(Records shown)

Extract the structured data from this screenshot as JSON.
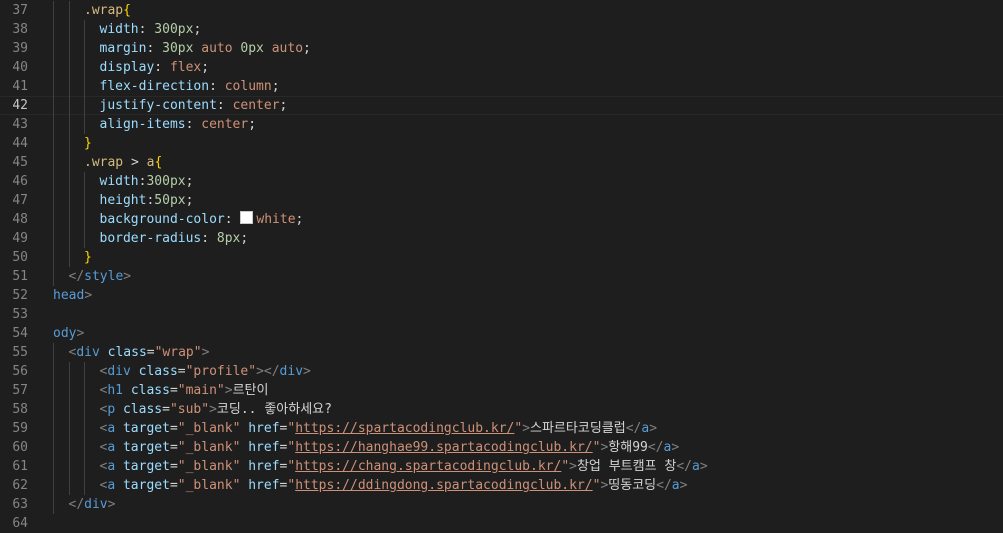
{
  "editor": {
    "current_line": 42,
    "lines": [
      {
        "n": 37,
        "indent": 2,
        "tokens": [
          {
            "t": ".wrap",
            "c": "sel"
          },
          {
            "t": "{",
            "c": "brace"
          }
        ]
      },
      {
        "n": 38,
        "indent": 3,
        "tokens": [
          {
            "t": "width",
            "c": "prop"
          },
          {
            "t": ": ",
            "c": "punc"
          },
          {
            "t": "300px",
            "c": "num"
          },
          {
            "t": ";",
            "c": "punc"
          }
        ]
      },
      {
        "n": 39,
        "indent": 3,
        "tokens": [
          {
            "t": "margin",
            "c": "prop"
          },
          {
            "t": ": ",
            "c": "punc"
          },
          {
            "t": "30px",
            "c": "num"
          },
          {
            "t": " ",
            "c": "punc"
          },
          {
            "t": "auto",
            "c": "val"
          },
          {
            "t": " ",
            "c": "punc"
          },
          {
            "t": "0px",
            "c": "num"
          },
          {
            "t": " ",
            "c": "punc"
          },
          {
            "t": "auto",
            "c": "val"
          },
          {
            "t": ";",
            "c": "punc"
          }
        ]
      },
      {
        "n": 40,
        "indent": 3,
        "tokens": [
          {
            "t": "display",
            "c": "prop"
          },
          {
            "t": ": ",
            "c": "punc"
          },
          {
            "t": "flex",
            "c": "val"
          },
          {
            "t": ";",
            "c": "punc"
          }
        ]
      },
      {
        "n": 41,
        "indent": 3,
        "tokens": [
          {
            "t": "flex-direction",
            "c": "prop"
          },
          {
            "t": ": ",
            "c": "punc"
          },
          {
            "t": "column",
            "c": "val"
          },
          {
            "t": ";",
            "c": "punc"
          }
        ]
      },
      {
        "n": 42,
        "indent": 3,
        "tokens": [
          {
            "t": "justify-content",
            "c": "prop"
          },
          {
            "t": ": ",
            "c": "punc"
          },
          {
            "t": "center",
            "c": "val"
          },
          {
            "t": ";",
            "c": "punc"
          }
        ]
      },
      {
        "n": 43,
        "indent": 3,
        "tokens": [
          {
            "t": "align-items",
            "c": "prop"
          },
          {
            "t": ": ",
            "c": "punc"
          },
          {
            "t": "center",
            "c": "val"
          },
          {
            "t": ";",
            "c": "punc"
          }
        ]
      },
      {
        "n": 44,
        "indent": 2,
        "tokens": [
          {
            "t": "}",
            "c": "brace"
          }
        ]
      },
      {
        "n": 45,
        "indent": 2,
        "tokens": [
          {
            "t": ".wrap",
            "c": "sel"
          },
          {
            "t": " > ",
            "c": "punc"
          },
          {
            "t": "a",
            "c": "sel"
          },
          {
            "t": "{",
            "c": "brace"
          }
        ]
      },
      {
        "n": 46,
        "indent": 3,
        "tokens": [
          {
            "t": "width",
            "c": "prop"
          },
          {
            "t": ":",
            "c": "punc"
          },
          {
            "t": "300px",
            "c": "num"
          },
          {
            "t": ";",
            "c": "punc"
          }
        ]
      },
      {
        "n": 47,
        "indent": 3,
        "tokens": [
          {
            "t": "height",
            "c": "prop"
          },
          {
            "t": ":",
            "c": "punc"
          },
          {
            "t": "50px",
            "c": "num"
          },
          {
            "t": ";",
            "c": "punc"
          }
        ]
      },
      {
        "n": 48,
        "indent": 3,
        "tokens": [
          {
            "t": "background-color",
            "c": "prop"
          },
          {
            "t": ": ",
            "c": "punc"
          },
          {
            "t": "",
            "c": "swatch"
          },
          {
            "t": "white",
            "c": "val"
          },
          {
            "t": ";",
            "c": "punc"
          }
        ]
      },
      {
        "n": 49,
        "indent": 3,
        "tokens": [
          {
            "t": "border-radius",
            "c": "prop"
          },
          {
            "t": ": ",
            "c": "punc"
          },
          {
            "t": "8px",
            "c": "num"
          },
          {
            "t": ";",
            "c": "punc"
          }
        ]
      },
      {
        "n": 50,
        "indent": 2,
        "tokens": [
          {
            "t": "}",
            "c": "brace"
          }
        ]
      },
      {
        "n": 51,
        "indent": 1,
        "tokens": [
          {
            "t": "</",
            "c": "ang"
          },
          {
            "t": "style",
            "c": "tag"
          },
          {
            "t": ">",
            "c": "ang"
          }
        ]
      },
      {
        "n": 52,
        "indent": 0,
        "tokens": [
          {
            "t": "head",
            "c": "tag"
          },
          {
            "t": ">",
            "c": "ang"
          }
        ]
      },
      {
        "n": 53,
        "indent": 0,
        "tokens": []
      },
      {
        "n": 54,
        "indent": 0,
        "tokens": [
          {
            "t": "ody",
            "c": "tag"
          },
          {
            "t": ">",
            "c": "ang"
          }
        ]
      },
      {
        "n": 55,
        "indent": 1,
        "tokens": [
          {
            "t": "<",
            "c": "ang"
          },
          {
            "t": "div",
            "c": "tag"
          },
          {
            "t": " ",
            "c": "punc"
          },
          {
            "t": "class",
            "c": "attr"
          },
          {
            "t": "=",
            "c": "punc"
          },
          {
            "t": "\"wrap\"",
            "c": "str"
          },
          {
            "t": ">",
            "c": "ang"
          }
        ]
      },
      {
        "n": 56,
        "indent": 3,
        "tokens": [
          {
            "t": "<",
            "c": "ang"
          },
          {
            "t": "div",
            "c": "tag"
          },
          {
            "t": " ",
            "c": "punc"
          },
          {
            "t": "class",
            "c": "attr"
          },
          {
            "t": "=",
            "c": "punc"
          },
          {
            "t": "\"profile\"",
            "c": "str"
          },
          {
            "t": "></",
            "c": "ang"
          },
          {
            "t": "div",
            "c": "tag"
          },
          {
            "t": ">",
            "c": "ang"
          }
        ]
      },
      {
        "n": 57,
        "indent": 3,
        "tokens": [
          {
            "t": "<",
            "c": "ang"
          },
          {
            "t": "h1",
            "c": "tag"
          },
          {
            "t": " ",
            "c": "punc"
          },
          {
            "t": "class",
            "c": "attr"
          },
          {
            "t": "=",
            "c": "punc"
          },
          {
            "t": "\"main\"",
            "c": "str"
          },
          {
            "t": ">",
            "c": "ang"
          },
          {
            "t": "르탄이",
            "c": "text"
          }
        ]
      },
      {
        "n": 58,
        "indent": 3,
        "tokens": [
          {
            "t": "<",
            "c": "ang"
          },
          {
            "t": "p",
            "c": "tag"
          },
          {
            "t": " ",
            "c": "punc"
          },
          {
            "t": "class",
            "c": "attr"
          },
          {
            "t": "=",
            "c": "punc"
          },
          {
            "t": "\"sub\"",
            "c": "str"
          },
          {
            "t": ">",
            "c": "ang"
          },
          {
            "t": "코딩.. 좋아하세요?",
            "c": "text"
          }
        ]
      },
      {
        "n": 59,
        "indent": 3,
        "tokens": [
          {
            "t": "<",
            "c": "ang"
          },
          {
            "t": "a",
            "c": "tag"
          },
          {
            "t": " ",
            "c": "punc"
          },
          {
            "t": "target",
            "c": "attr"
          },
          {
            "t": "=",
            "c": "punc"
          },
          {
            "t": "\"_blank\"",
            "c": "str"
          },
          {
            "t": " ",
            "c": "punc"
          },
          {
            "t": "href",
            "c": "attr"
          },
          {
            "t": "=",
            "c": "punc"
          },
          {
            "t": "\"",
            "c": "str"
          },
          {
            "t": "https://spartacodingclub.kr/",
            "c": "url"
          },
          {
            "t": "\"",
            "c": "str"
          },
          {
            "t": ">",
            "c": "ang"
          },
          {
            "t": "스파르타코딩클럽",
            "c": "text"
          },
          {
            "t": "</",
            "c": "ang"
          },
          {
            "t": "a",
            "c": "tag"
          },
          {
            "t": ">",
            "c": "ang"
          }
        ]
      },
      {
        "n": 60,
        "indent": 3,
        "tokens": [
          {
            "t": "<",
            "c": "ang"
          },
          {
            "t": "a",
            "c": "tag"
          },
          {
            "t": " ",
            "c": "punc"
          },
          {
            "t": "target",
            "c": "attr"
          },
          {
            "t": "=",
            "c": "punc"
          },
          {
            "t": "\"_blank\"",
            "c": "str"
          },
          {
            "t": " ",
            "c": "punc"
          },
          {
            "t": "href",
            "c": "attr"
          },
          {
            "t": "=",
            "c": "punc"
          },
          {
            "t": "\"",
            "c": "str"
          },
          {
            "t": "https://hanghae99.spartacodingclub.kr/",
            "c": "url"
          },
          {
            "t": "\"",
            "c": "str"
          },
          {
            "t": ">",
            "c": "ang"
          },
          {
            "t": "항해99",
            "c": "text"
          },
          {
            "t": "</",
            "c": "ang"
          },
          {
            "t": "a",
            "c": "tag"
          },
          {
            "t": ">",
            "c": "ang"
          }
        ]
      },
      {
        "n": 61,
        "indent": 3,
        "tokens": [
          {
            "t": "<",
            "c": "ang"
          },
          {
            "t": "a",
            "c": "tag"
          },
          {
            "t": " ",
            "c": "punc"
          },
          {
            "t": "target",
            "c": "attr"
          },
          {
            "t": "=",
            "c": "punc"
          },
          {
            "t": "\"_blank\"",
            "c": "str"
          },
          {
            "t": " ",
            "c": "punc"
          },
          {
            "t": "href",
            "c": "attr"
          },
          {
            "t": "=",
            "c": "punc"
          },
          {
            "t": "\"",
            "c": "str"
          },
          {
            "t": "https://chang.spartacodingclub.kr/",
            "c": "url"
          },
          {
            "t": "\"",
            "c": "str"
          },
          {
            "t": ">",
            "c": "ang"
          },
          {
            "t": "창업 부트캠프 창",
            "c": "text"
          },
          {
            "t": "</",
            "c": "ang"
          },
          {
            "t": "a",
            "c": "tag"
          },
          {
            "t": ">",
            "c": "ang"
          }
        ]
      },
      {
        "n": 62,
        "indent": 3,
        "tokens": [
          {
            "t": "<",
            "c": "ang"
          },
          {
            "t": "a",
            "c": "tag"
          },
          {
            "t": " ",
            "c": "punc"
          },
          {
            "t": "target",
            "c": "attr"
          },
          {
            "t": "=",
            "c": "punc"
          },
          {
            "t": "\"_blank\"",
            "c": "str"
          },
          {
            "t": " ",
            "c": "punc"
          },
          {
            "t": "href",
            "c": "attr"
          },
          {
            "t": "=",
            "c": "punc"
          },
          {
            "t": "\"",
            "c": "str"
          },
          {
            "t": "https://ddingdong.spartacodingclub.kr/",
            "c": "url"
          },
          {
            "t": "\"",
            "c": "str"
          },
          {
            "t": ">",
            "c": "ang"
          },
          {
            "t": "띵동코딩",
            "c": "text"
          },
          {
            "t": "</",
            "c": "ang"
          },
          {
            "t": "a",
            "c": "tag"
          },
          {
            "t": ">",
            "c": "ang"
          }
        ]
      },
      {
        "n": 63,
        "indent": 1,
        "tokens": [
          {
            "t": "</",
            "c": "ang"
          },
          {
            "t": "div",
            "c": "tag"
          },
          {
            "t": ">",
            "c": "ang"
          }
        ]
      },
      {
        "n": 64,
        "indent": 0,
        "tokens": []
      }
    ]
  },
  "colors": {
    "background": "#1e1e1e",
    "selector": "#d7ba7d",
    "brace": "#ffd700",
    "property": "#9cdcfe",
    "number": "#b5cea8",
    "string": "#ce9178",
    "tag": "#569cd6",
    "bracket": "#808080",
    "text": "#d4d4d4",
    "line_number": "#858585"
  }
}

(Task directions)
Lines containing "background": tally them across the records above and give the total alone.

(Result)
2